It was 1941, just two years later at the age of 17, that Bellson's career took a sudden leap forward. Louie took first place, out of 40,000 contestants, in the Gene Krupa-Slingerland Drum Contest, and subsequently landed his first professional gig with a major band Fio Rito.
After serving in the military, Louie worked with the big bands of Benny Goodman, Tommy Dorsey, and Harry James.
From the start, Bellson was able to construct fascinating solos, making use of his trademark double bass drum set-up, that could hold one's interest for as long as 15 minutes, yet he also enjoyed playing quietly with combos.
Performing regularly with Duke Ellington during 1951-1953 made Bellson world-famous and he also gained good reviews for his writing, which included "Skin Deep" and "The Hawk Talks." After marrying Pearl Bailey, he left Ellington to work as his wife's musical director but he also performed in many different settings, including with Jazz At The Philharmonic, Art Tatum, Oscar Peterson, the Dorsey Brothers Orchestra, Count Basie, and special projects with Ellington. In addition Bellson led his own big band and small groups, recording regularly as a leader.
Since the 1960s, Bellson has been involved in educational work, teaching young musicians his dynamic drumming technique. In the 1970s and 1980s, he could frequently be found on recordings from impresario Norman Granz's Pablo label, as well as the Concord label. He has published many of his scores, including his jazz ballet The Marriage Vows. For more than thirty years he has led big bands internationally, and continued to tour, often with a quintet.
Bellson has performed on more than 200 albums with such greats as Duke Ellington, Count Basie, Benny Goodman, Tommy Dorsey, Harry James, Woody Herman, Sarah Vaughan, Ella Fitzgerald, Oscar Peterson, Dizzy Gillespie, Louie Armstrong, Lionel Hampton, James Brown, Sammy Davis Jr., Tony Bennett, Mel Torme, Joe Williams, Wayne Newton and Bellson's late wife Pearl Bailey.
Composer and author, he has written more than 1,000 compositions and more than a dozen books on drums and percussion. He received the prestigious American Jazz Masters Award from the National Endowment for the Arts in 1994. Also, he is a six-time Grammy nominee.
In 1998, Louie Bellson was hailed (along with Roy Haynes, Elvin Jones and Max Roach) as one of four "Living Legends of Music" when he received the American Drummers Achievement Award from the Zildjian Company.
Bellson holds four honorary doctorates, the latest from DePaul University in 2001. In 2003, a historical land-marker was dedicated at his July 6, 1924 birth house in Rock Falls, Illinois, thus inaugurating their annual 4-day celebration in his honor.

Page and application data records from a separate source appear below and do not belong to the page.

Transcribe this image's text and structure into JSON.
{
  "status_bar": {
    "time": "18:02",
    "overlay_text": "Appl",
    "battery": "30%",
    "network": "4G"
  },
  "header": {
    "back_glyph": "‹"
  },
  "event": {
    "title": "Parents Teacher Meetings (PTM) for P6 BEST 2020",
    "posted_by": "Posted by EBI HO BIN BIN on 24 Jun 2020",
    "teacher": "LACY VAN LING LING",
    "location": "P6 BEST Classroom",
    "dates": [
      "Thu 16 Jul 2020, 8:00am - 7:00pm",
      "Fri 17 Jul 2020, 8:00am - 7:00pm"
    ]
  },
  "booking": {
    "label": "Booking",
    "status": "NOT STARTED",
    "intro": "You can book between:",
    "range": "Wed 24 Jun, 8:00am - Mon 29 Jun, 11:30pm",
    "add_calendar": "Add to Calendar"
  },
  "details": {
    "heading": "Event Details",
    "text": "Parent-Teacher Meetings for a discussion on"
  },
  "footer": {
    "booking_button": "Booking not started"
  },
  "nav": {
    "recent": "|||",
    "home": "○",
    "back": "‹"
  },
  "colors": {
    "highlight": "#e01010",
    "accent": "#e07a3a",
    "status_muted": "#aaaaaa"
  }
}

The 2006 CD release of The Sacred Music of Louie Bellson and the Jazz Ballet amply showcased his mastery and breadth as both composer and performer. This "magnum opus" is well attested to by the highest accolades of colleagues Tony Bennett, Della Reese, Dave Brubeck, Lalo Schifrin, and others.
In March 2007, Bellson and 35 other jazz greats received the Living Jazz Legends Award from the Kennedy Center for the Performing Arts in Washington, DC.
Jazz drumming legend Louie Bellson passed on February 14, 2009 at the age of 84 due to complications from a broken hip just several months earlier and Parkinson's disease.